Notes-taker(s): Dirk Balfanz

Tags:

Discussion notes:

Dirk talked through some lessons Google learned from trying to ship installed applications that use OAuth.

  • The installed application SHOULD launch an external browser (as opposed to using a WebView) when taking the user through the OAuth dance. It's more likely that the user is logged in already, and has other benefits. Some exceptions to the rule include iPhone O/S and other edge use cases.
  • One trick Google found to work across several platforms was for the Service Provider to redirect, after user approval, to a page that puts the OAuth verifier in the title of the HTML document, thus making it show up in the browser application's window's title bar, where it could be picked up by the installed application (thus eliminating the need for manual copy-and-paste by the user).
  • Google recommends that developers NOT embed consumer secrets in installed applications. The Service Provider can suppress the scary warning message that usually appears on the user approval page as a result of the Consumer being anonymous _if_ the Consumer chooses a token delivery method that prevents the token from leaking to other web apps. Once such delivery method is to specify the "oob" callback URL.
  • In some use cases, the user consent page can be suppressed altogether - in particular if the installed app can "help itself" to OAuth tokens in a secure way.
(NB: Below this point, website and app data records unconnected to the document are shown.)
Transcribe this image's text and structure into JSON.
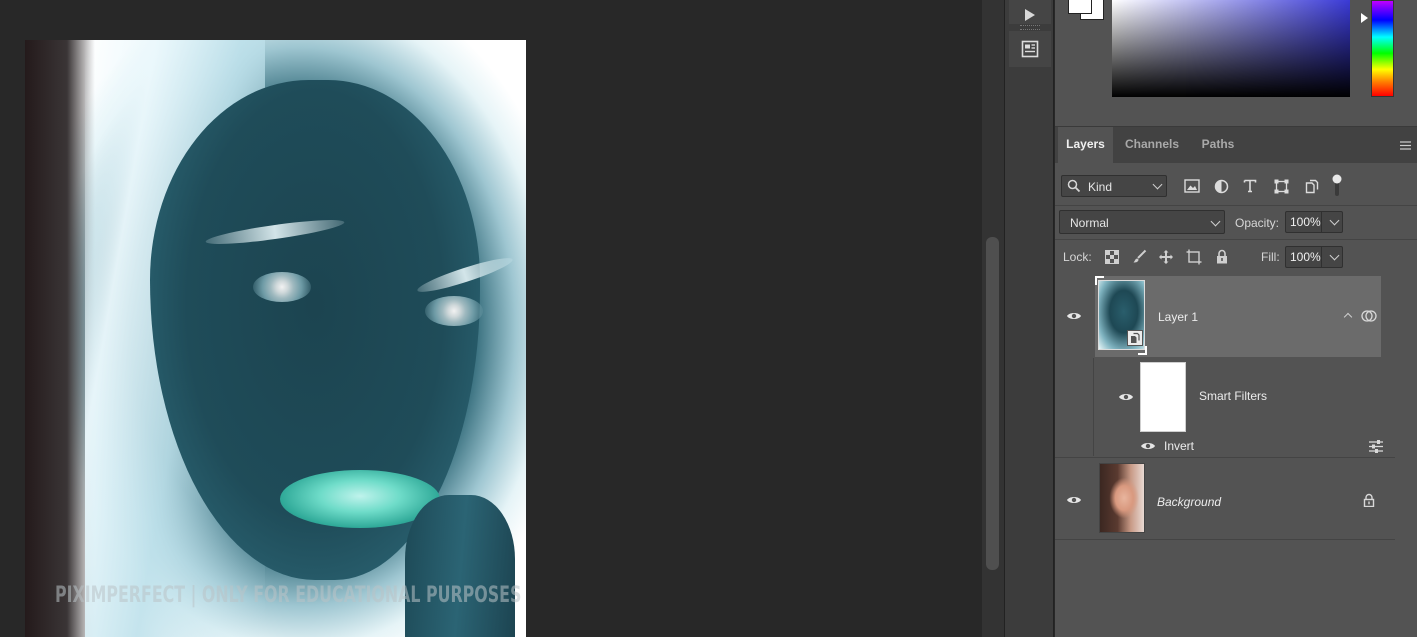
{
  "canvas": {
    "watermark": "PIXIMPERFECT | ONLY FOR EDUCATIONAL PURPOSES"
  },
  "panel_tabs": [
    "Layers",
    "Channels",
    "Paths"
  ],
  "filter": {
    "kind_label": "Kind",
    "filter_icons": [
      "image-filter-icon",
      "adjustment-filter-icon",
      "type-filter-icon",
      "shape-filter-icon",
      "smart-object-filter-icon"
    ]
  },
  "blend": {
    "mode": "Normal",
    "opacity_label": "Opacity:",
    "opacity_value": "100%"
  },
  "lock": {
    "lock_label": "Lock:",
    "fill_label": "Fill:",
    "fill_value": "100%",
    "lock_icons": [
      "lock-transparent-pixels-icon",
      "lock-image-pixels-icon",
      "lock-position-icon",
      "lock-artboard-icon",
      "lock-all-icon"
    ]
  },
  "layers": [
    {
      "name": "Layer 1",
      "type": "smart-object",
      "visible": true,
      "selected": true
    },
    {
      "name": "Smart Filters",
      "type": "smart-filters",
      "visible": true
    },
    {
      "name": "Invert",
      "type": "filter",
      "visible": true
    },
    {
      "name": "Background",
      "type": "background",
      "visible": true,
      "locked": true
    }
  ],
  "colors": {
    "panel_bg": "#535353",
    "selected_layer": "#6b6b6b",
    "canvas_bg": "#282828"
  }
}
One way that Google is doing this is by providing an endpoint that sets an OAuth token as a cookie (without requiring user approval). Installed applications can read the cookie either by intercepting the HTTP response, or by reaching into the browser's cookie jar. Web applications do not have access to this cookie/OAuth token.
  • On certain platforms (such as Android), the device stores the user's credentials, and applications can therefore skip the user authentication step (don't need to ask the user for their username/password). Instead, the app simply asks the O/S to deliver an OAuth token to it, and the O/S does so (after obtaining user consent).